Best Ways to Store Food

The following post is a guest submission from Lee about the different containers available to store food in and the pros of cons that accompany each type of container as well as some other storage challenges.

Best Ways to Store Food

Storage of food is essential. Most items people purchase must be stored properly. If they are not, the item may develop rot of some sort, rending it partially or wholly unusable. The best storage systems can prevent this from happening. This is why it is important to think carefully about the kind of storage you want to keep in your home. You should also think about where you intend to store your food containers in order to make sure that your storage area looks clean and tidy. A clean and organized storage area can make it easier to find items and avoid accidents.

Image Courtesy of Naypong/FreeDigitalPhotos.net

Where to Store Items

One of the most important aspects when considering any type of storage item is the ability to store the items when not in use. Effective storage should be compact. It should have as few parts as possible. Many companies offer storage items that have multiple parts that often interlock. For example, there is a company that offers several boxes in various sizes that can easily be stacked on top one each other. This is very useful because it means that you can stack the items without worrying that they will topple over. You can also store such items in a single place rather than multiple areas of your kitchen.

Materials Used

Another important consideration is the type of material used. Storage for food is available in many types of material including plastic, glass, and heavy duty fabric. Each type of material has certain advantages. For example, plastic is very widely used in many types of storage items. Plastic has many advantages. Plastic containers are easy to clean, come in many different colors, will not break easily and typically will not fade even if stored in direct sunlight. This can be an important factor if your kitchen has many areas with lots of sun.

Glass Storage

Glass is another widely used material for storage. Glass is popular for many reasons. Glass containers can be very attractive and even serve as a type of artwork. Delicate, incised glass bowls may even be used as a focal point in a room, providing a beautiful place for the eye to rest, offering a place to store fresh produce and allowing people to admire a lovely piece of glass art at the same time. Glass, however, can pose a health hazard and may unexpectedly break, especially if you have young children in the home who may play with it.

Metal Storage

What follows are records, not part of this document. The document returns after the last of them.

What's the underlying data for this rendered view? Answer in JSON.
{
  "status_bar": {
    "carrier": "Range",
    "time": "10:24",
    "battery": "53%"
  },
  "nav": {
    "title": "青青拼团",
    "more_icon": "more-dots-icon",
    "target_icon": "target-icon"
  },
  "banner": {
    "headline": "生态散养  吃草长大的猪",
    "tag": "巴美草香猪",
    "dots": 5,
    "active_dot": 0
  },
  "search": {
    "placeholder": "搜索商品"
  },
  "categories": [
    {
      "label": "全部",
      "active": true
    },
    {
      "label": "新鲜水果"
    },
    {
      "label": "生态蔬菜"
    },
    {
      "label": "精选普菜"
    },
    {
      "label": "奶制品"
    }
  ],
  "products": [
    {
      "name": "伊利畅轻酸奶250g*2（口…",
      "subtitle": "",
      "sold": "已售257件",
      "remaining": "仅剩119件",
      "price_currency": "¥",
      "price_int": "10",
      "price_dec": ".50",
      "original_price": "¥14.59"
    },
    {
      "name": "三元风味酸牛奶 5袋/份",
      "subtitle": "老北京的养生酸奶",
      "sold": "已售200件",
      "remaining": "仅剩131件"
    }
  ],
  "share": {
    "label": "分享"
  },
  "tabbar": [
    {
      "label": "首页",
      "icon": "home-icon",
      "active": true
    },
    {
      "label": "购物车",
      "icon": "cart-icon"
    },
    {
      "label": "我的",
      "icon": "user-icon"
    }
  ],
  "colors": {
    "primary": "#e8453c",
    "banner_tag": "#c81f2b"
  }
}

Another option is metal storage. Many companies offer metal containers that blend in well with other items in a kitchen including appliances. Metal storage containers can be heavy but also offer an excellent way to keep food away from pests as well as water and intense sunlight. Typically, metal storage containers are durable and will last a long time.

Fabric Storage Bins

Fabric storage bins can be found in many places. Often they come in bright colors and patterns. In many cases, such storage bins are intended for non-food items. However, they can be adapted for food storage by placing a glass or plastic container inside. A fabric storage bin can be an excellent storage solution if you want to add a splash of color and light.

Avoid Moisture

In all cases, care must be made to make sure the storage container being used stays dry. Moisture can easily get inside a storage container. The best way to keep moisture out of a container is to make sure all the sides of the item have no areas where moisture may get inside. Any storage container should also have a very tight lid. The lid should fit well with no gaps in the seal.

When properly used, storage containers can add a nice touch of color to any space. Think carefully about the kind you want. You will have items that will last a long time and keep your food in good condition.

About The Author

Lee Flynn is a freelance writer and expert in emergency food preparedness and food storage.